While Susan and I were sitting outside Shiny one evening, enjoying life, some campers came in with an extremely loud diesel truck and a long trailer. I swear it took him well over an hour of backing up and pulling forward to wedge his big 5th wheel into the small tree filled site that he had. I went over and looked at it the next day and it’s a wonder he got that in there. He had several slide outs that were all lined up in-between trees. I’m not sure how he ever got that out of there.
Which brings to mind something I should mention. The closest Sue and I have come to getting a divorce is backing up into a campsite. After nearly 5 years of full time RV travel, Susan will now call me with her phone (her voice comes in over the truck speaker) and guide Shiny in. That is the best way but there is not always cell service. These situations really amplify some of our short comings as communicators. Can the listener hear you or see you? If you can’t hear the other person do you continue as if you can? Do you verify the plan or do you think that because you are thinking it, the other person must just know it? Do you take it personally and emotionally when communication breaks down? I think it’s safe to say that Sue and I can answer ‘yes’ to most of those questions. Pretty humbling affair overall, I’d say.
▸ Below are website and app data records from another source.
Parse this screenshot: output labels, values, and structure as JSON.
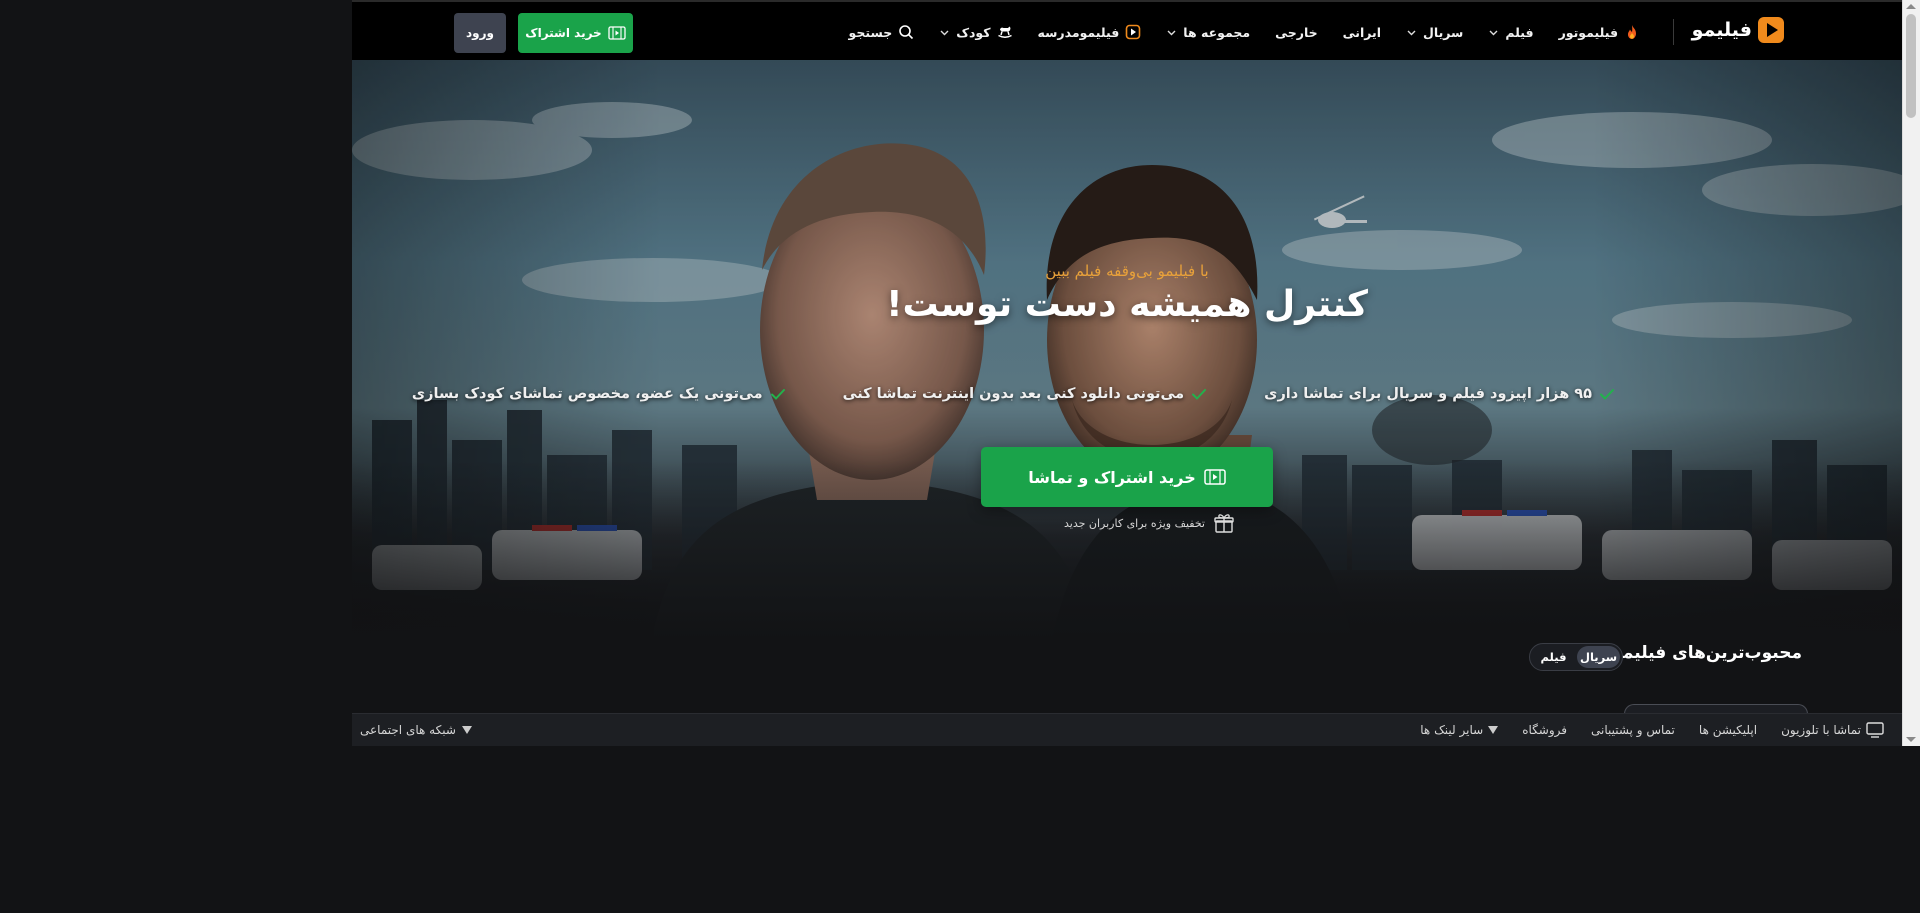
{
  "header": {
    "logo_text": "فیلیمو",
    "nav": {
      "filimotor": "فیلیموتور",
      "film": "فیلم",
      "serial": "سریال",
      "irani": "ایرانی",
      "khareji": "خارجی",
      "collections": "مجموعه ها",
      "filimo_school": "فیلیمومدرسه",
      "kids": "کودک",
      "search": "جستجو"
    },
    "subscribe_button": "خرید اشتراک",
    "login_button": "ورود"
  },
  "hero": {
    "tagline": "با فیلیمو بی‌وقفه فیلم ببین",
    "title": "کنترل همیشه دست توست!",
    "features": [
      "۹۵ هزار اپیزود فیلم و سریال برای تماشا داری",
      "می‌تونی دانلود کنی بعد بدون اینترنت تماشا کنی",
      "می‌تونی یک عضو، مخصوص تماشای کودک بسازی"
    ],
    "cta_button": "خرید اشتراک و تماشا",
    "discount_note": "تخفیف ویژه برای کاربران جدید"
  },
  "popular": {
    "title": "محبوب‌ترین‌های فیلیمو",
    "toggle": {
      "serial": "سریال",
      "film": "فیلم",
      "active": "serial"
    }
  },
  "footer": {
    "tv": "تماشا با تلوزیون",
    "apps": "اپلیکیشن ها",
    "contact": "تماس و پشتیبانی",
    "shop": "فروشگاه",
    "other_links": "سایر لینک ها",
    "social": "شبکه های اجتماعی"
  },
  "colors": {
    "accent_green": "#1aa34a",
    "tagline_orange": "#e8a13a",
    "logo_orange": "#f08a1c",
    "check_green": "#22b24c"
  }
}
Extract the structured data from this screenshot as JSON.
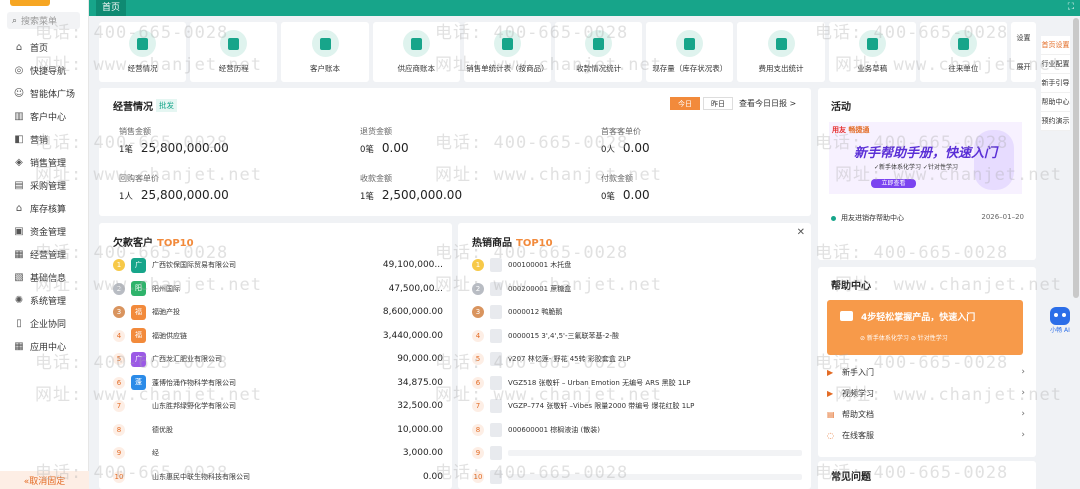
{
  "sidebar": {
    "search_placeholder": "搜索菜单",
    "items": [
      {
        "label": "首页",
        "icon": "home-icon"
      },
      {
        "label": "快捷导航",
        "icon": "compass-icon"
      },
      {
        "label": "智能体广场",
        "icon": "robot-icon"
      },
      {
        "label": "客户中心",
        "icon": "book-icon"
      },
      {
        "label": "营销",
        "icon": "megaphone-icon"
      },
      {
        "label": "销售管理",
        "icon": "tag-icon"
      },
      {
        "label": "采购管理",
        "icon": "cart-icon"
      },
      {
        "label": "库存核算",
        "icon": "warehouse-icon"
      },
      {
        "label": "资金管理",
        "icon": "wallet-icon"
      },
      {
        "label": "经营管理",
        "icon": "chart-icon"
      },
      {
        "label": "基础信息",
        "icon": "id-card-icon"
      },
      {
        "label": "系统管理",
        "icon": "gear-icon"
      },
      {
        "label": "企业协同",
        "icon": "doc-icon"
      },
      {
        "label": "应用中心",
        "icon": "calendar-icon"
      }
    ],
    "cancel_fix": "«取消固定"
  },
  "topbar": {
    "tab_home": "首页",
    "fullscreen_icon": "expand-icon"
  },
  "tiles": [
    "经营情况",
    "经营历程",
    "客户账本",
    "供应商账本",
    "销售单统计表（按商品）",
    "收款情况统计",
    "现存量（库存状况表）",
    "费用支出统计",
    "业务草稿",
    "往来单位"
  ],
  "tile_side": {
    "settings": "设置",
    "expand": "展开"
  },
  "rail": [
    "首页设置",
    "行业配置",
    "新手引导",
    "帮助中心",
    "预约演示"
  ],
  "assistant": "小畅 AI",
  "business": {
    "title": "经营情况",
    "tag": "批发",
    "btn_today": "今日",
    "btn_yesterday": "昨日",
    "link": "查看今日日报 >",
    "stats": [
      {
        "key": "销售金额",
        "count": "1笔",
        "value": "25,800,000.00"
      },
      {
        "key": "退货金额",
        "count": "0笔",
        "value": "0.00"
      },
      {
        "key": "首客客单价",
        "count": "0人",
        "value": "0.00"
      },
      {
        "key": "回购客单价",
        "count": "1人",
        "value": "25,800,000.00"
      },
      {
        "key": "收款金额",
        "count": "1笔",
        "value": "2,500,000.00"
      },
      {
        "key": "付款金额",
        "count": "0笔",
        "value": "0.00"
      }
    ]
  },
  "debt": {
    "title": "欠款客户",
    "top": "TOP10",
    "rows": [
      {
        "rank": "1",
        "avatar": "广",
        "color": "#17a58a",
        "name": "广西钦保国际贸易有限公司",
        "amount": "49,100,000..."
      },
      {
        "rank": "2",
        "avatar": "阳",
        "color": "#2fb36b",
        "name": "阳州国际",
        "amount": "47,500,00..."
      },
      {
        "rank": "3",
        "avatar": "福",
        "color": "#f28a3b",
        "name": "福驰产投",
        "amount": "8,600,000.00"
      },
      {
        "rank": "4",
        "avatar": "福",
        "color": "#f28a3b",
        "name": "福驰供应链",
        "amount": "3,440,000.00"
      },
      {
        "rank": "5",
        "avatar": "广",
        "color": "#9b59e6",
        "name": "广西龙汇肥业有限公司",
        "amount": "90,000.00"
      },
      {
        "rank": "6",
        "avatar": "蓬",
        "color": "#2b8be8",
        "name": "蓬博怡涌作物科学有限公司",
        "amount": "34,875.00"
      },
      {
        "rank": "7",
        "avatar": "",
        "color": "",
        "name": "山东胜邦绿野化学有限公司",
        "amount": "32,500.00"
      },
      {
        "rank": "8",
        "avatar": "",
        "color": "",
        "name": "德优股",
        "amount": "10,000.00"
      },
      {
        "rank": "9",
        "avatar": "",
        "color": "",
        "name": "经",
        "amount": "3,000.00"
      },
      {
        "rank": "10",
        "avatar": "",
        "color": "",
        "name": "山东惠民中联生物科技有限公司",
        "amount": "0.00"
      }
    ]
  },
  "hot": {
    "title": "热销商品",
    "top": "TOP10",
    "rows": [
      {
        "rank": "1",
        "name": "000100001 木托盘"
      },
      {
        "rank": "2",
        "name": "000200001 蔗糖盒"
      },
      {
        "rank": "3",
        "name": "0000012 鸭脆鹅"
      },
      {
        "rank": "4",
        "name": "0000015 3',4',5'-三氟联苯基-2-酸"
      },
      {
        "rank": "5",
        "name": "v207 林忆莲- 野花 45转 彩胶套盒 2LP"
      },
      {
        "rank": "6",
        "name": "VGZ518 张敬轩 – Urban Emotion 无编号 ARS 黑胶 1LP"
      },
      {
        "rank": "7",
        "name": "VGZP–774 张敬轩 –Vibes 限量2000 带编号 爆花红胶 1LP"
      },
      {
        "rank": "8",
        "name": "000600001 棕榈液油 (散装)"
      },
      {
        "rank": "9",
        "name": ""
      },
      {
        "rank": "10",
        "name": ""
      }
    ]
  },
  "activity": {
    "title": "活动",
    "banner_brand_a": "用友",
    "banner_brand_b": "畅捷通",
    "banner_title": "新手帮助手册，快速入门",
    "banner_sub": "✓新手体系化学习  ✓针对性学习",
    "banner_cta": "立即查看",
    "item": "用友进销存帮助中心",
    "date": "2026–01–20"
  },
  "help": {
    "title": "帮助中心",
    "banner_title": "4步轻松掌握产品，快速入门",
    "banner_sub": "⊘ 新手体系化学习   ⊘ 针对性学习",
    "rows": [
      "新手入门",
      "视频学习",
      "帮助文档",
      "在线客服"
    ]
  },
  "faq": {
    "title": "常见问题"
  },
  "watermark": {
    "phone": "电话: 400-665-0028",
    "site": "网址: www.chanjet.net"
  }
}
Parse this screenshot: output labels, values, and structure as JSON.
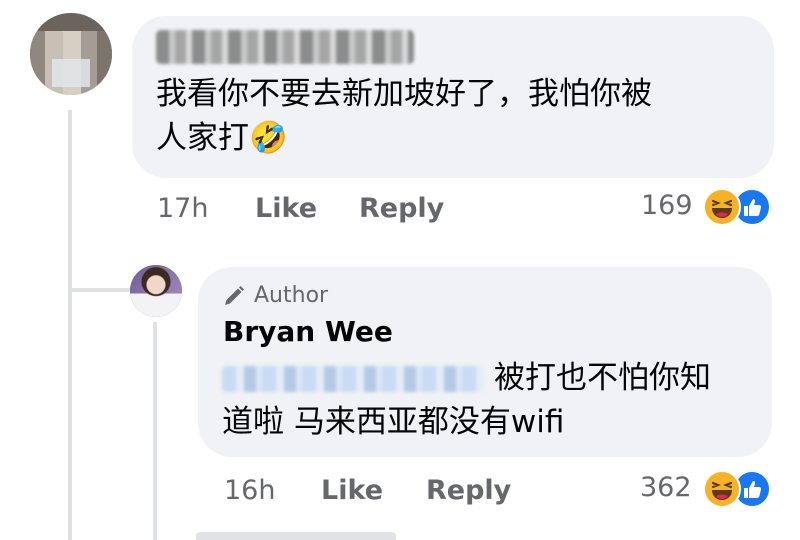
{
  "comments": [
    {
      "text_line1": "我看你不要去新加坡好了，我怕你被",
      "text_line2": "人家打🤣",
      "time": "17h",
      "like_label": "Like",
      "reply_label": "Reply",
      "reaction_count": "169",
      "reactions": [
        "haha-icon",
        "like-icon"
      ]
    },
    {
      "badge_label": "Author",
      "author": "Bryan Wee",
      "text_line1": "被打也不怕你知",
      "text_line2": "道啦 马来西亚都没有wifi",
      "time": "16h",
      "like_label": "Like",
      "reply_label": "Reply",
      "reaction_count": "362",
      "reactions": [
        "haha-icon",
        "like-icon"
      ]
    }
  ],
  "colors": {
    "bubble": "#f0f2f5",
    "meta_text": "#65676b",
    "like_blue": "#1877f2",
    "haha_yellow": "#f7b125"
  }
}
Our next destination is a place I’ve wanted to see for a long time, Crater Lake National Park. Crater Lake is considered a dormant volcano but it is being monitored. It’s among a string of volcanoes here in the PNW.
It snowed the day before so most of the park was closed including the Rim Road which goes around the rim of the volcano. We could drive up to the Rim Village though. It was crowded even with our early start but we managed to find a parking spot and were able to approach the rim of the crater. The snow was still pretty deep and you could not stray too far but it was a beautiful sight to behold.
Crater Lake is nearly 2000 feet deep. I can only image what type of creatures lurk in those depths!
Thanks to our friend and fellow Airstreamer Bennet Green’s recommendation, we settled into a nice little campground about 35 miles from the park called Crater Lake RV Park in Prospect, Oregon. There were a number of trails we could access from the campground and a few hikes just a short drive away. Please enjoy this slide show of the Prospect, Oregon area that Susan captured with her trusty Nikon.
The Living Stump is another one of Mother Nature’s little wonders that I was unaware of.
I can’t think of anything else to write about except perhaps to inform our “millions” of followers that our next stop was pretty spectacular. The redwoods in northern California.